Of course, none of this will matter over the Thanksgiving holiday, as we’ll be taking our show on the road, spending time with family, reaching new heights of gluttony and contributing to the whole affair with the best thing we know how to cook, which is a bottle of wine.
It’s important to pick the right wine for a large family gathering. Oenophiles (which are people who like wine, not people who shouldn’t be left alone with your oens) already know that there are two basic kinds of wine: bottled and boxed. Sure, bottles are classier and don’t require Dixie cups since you can drink directly out of the container, but a lot of people don’t realize that once a box of wine is about halfway kicked, you can rip it open and drink directly from the foil pouch inside like it’s a giant Capri Sun.
Nobody even drank wine until the movie ‘Sideways” came out a few years ago. It’s pretty silly that the movie had any influence at all, considering that it romantically paired Paul Giamatti with Virginia Madsen. In the real world, you’d be more likely to see a hobbit fleeing a horde of Uruk-hai through Bed, Bath and Beyond than a pairing with a point spread like that.
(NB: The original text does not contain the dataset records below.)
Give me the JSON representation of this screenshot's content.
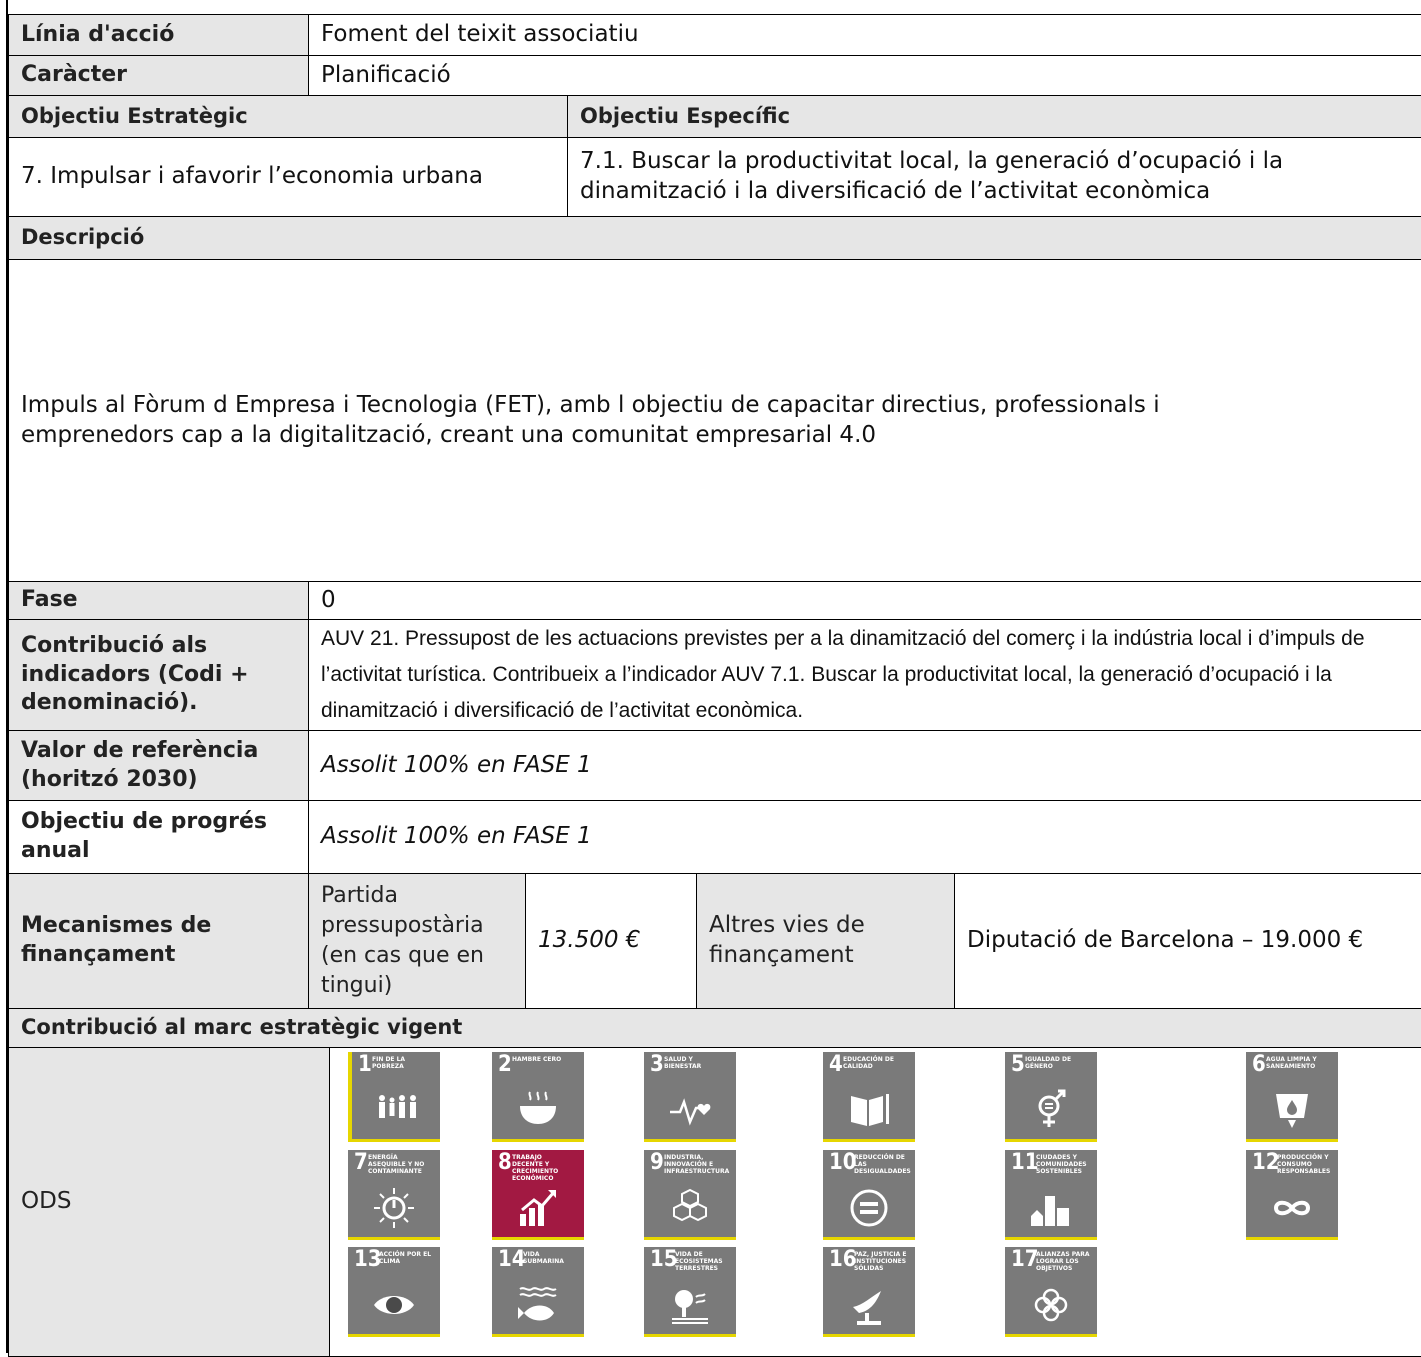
{
  "rows": {
    "linia_label": "Línia d'acció",
    "linia_value": "Foment del teixit associatiu",
    "caracter_label": "Caràcter",
    "caracter_value": "Planificació",
    "obj_estrategic_label": "Objectiu Estratègic",
    "obj_especific_label": "Objectiu Específic",
    "obj_estrategic_value": "7. Impulsar i afavorir l’economia urbana",
    "obj_especific_value": "7.1. Buscar la productivitat local, la generació d’ocupació i la dinamització i la diversificació de l’activitat econòmica",
    "descripcio_label": "Descripció",
    "descripcio_value": "Impuls al Fòrum d Empresa i Tecnologia (FET), amb l objectiu de capacitar directius, professionals i emprenedors cap a la digitalització, creant una comunitat empresarial 4.0",
    "fase_label": "Fase",
    "fase_value": "0",
    "contribucio_label": "Contribució als indicadors (Codi + denominació).",
    "contribucio_value": "AUV 21. Pressupost de les actuacions previstes per a la dinamització del comerç i la indústria local i d’impuls de l’activitat turística. Contribueix a l’indicador AUV 7.1. Buscar la productivitat local, la generació d’ocupació i la dinamització i diversificació de l’activitat econòmica.",
    "valor_label": "Valor de referència (horitzó 2030)",
    "valor_value": "Assolit 100% en FASE 1",
    "progres_label": "Objectiu de progrés anual",
    "progres_value": "Assolit 100% en FASE 1",
    "mecanismes_label": "Mecanismes de finançament",
    "partida_label": "Partida pressupostària (en cas que en tingui)",
    "partida_value": "13.500 €",
    "altres_label": "Altres vies de finançament",
    "altres_value": "Diputació de Barcelona – 19.000 €",
    "marc_label": "Contribució al marc estratègic vigent",
    "ods_label": "ODS"
  },
  "sdgs": [
    {
      "n": "1",
      "t": "Fin de la pobreza",
      "icon": "people-icon"
    },
    {
      "n": "2",
      "t": "Hambre cero",
      "icon": "bowl-icon"
    },
    {
      "n": "3",
      "t": "Salud y bienestar",
      "icon": "heartbeat-icon"
    },
    {
      "n": "4",
      "t": "Educación de calidad",
      "icon": "book-icon"
    },
    {
      "n": "5",
      "t": "Igualdad de género",
      "icon": "gender-icon"
    },
    {
      "n": "6",
      "t": "Agua limpia y saneamiento",
      "icon": "water-icon"
    },
    {
      "n": "7",
      "t": "Energía asequible y no contaminante",
      "icon": "sun-power-icon"
    },
    {
      "n": "8",
      "t": "Trabajo decente y crecimiento económico",
      "icon": "growth-chart-icon",
      "highlighted": true
    },
    {
      "n": "9",
      "t": "Industria, innovación e infraestructura",
      "icon": "cubes-icon"
    },
    {
      "n": "10",
      "t": "Reducción de las desigualdades",
      "icon": "equal-icon"
    },
    {
      "n": "11",
      "t": "Ciudades y comunidades sostenibles",
      "icon": "city-icon"
    },
    {
      "n": "12",
      "t": "Producción y consumo responsables",
      "icon": "infinity-icon"
    },
    {
      "n": "13",
      "t": "Acción por el clima",
      "icon": "eye-globe-icon"
    },
    {
      "n": "14",
      "t": "Vida submarina",
      "icon": "fish-icon"
    },
    {
      "n": "15",
      "t": "Vida de ecosistemas terrestres",
      "icon": "tree-icon"
    },
    {
      "n": "16",
      "t": "Paz, justicia e instituciones sólidas",
      "icon": "dove-icon"
    },
    {
      "n": "17",
      "t": "Alianzas para lograr los objetivos",
      "icon": "flower-icon"
    }
  ],
  "colors": {
    "label_bg": "#e6e6e6",
    "sdg_gray": "#7a7a7a",
    "sdg8": "#a21942",
    "accent": "#e6d600"
  }
}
For this Thanksgiving, one in which we’re fortunate enough to have both of our families getting together, we’ll probably bring a bottle of Cabernet, though we’re not fancy enough to know the proper way to swish it around and declare that is has a nutty bouquet with a floral, almost bodacious finish. Besides, we know my parents like that kind, since they’re the ones who gave us the bottle in the first place.
You can help Mike Todd get the cranberry sauce out of the can at firstname.lastname@example.org.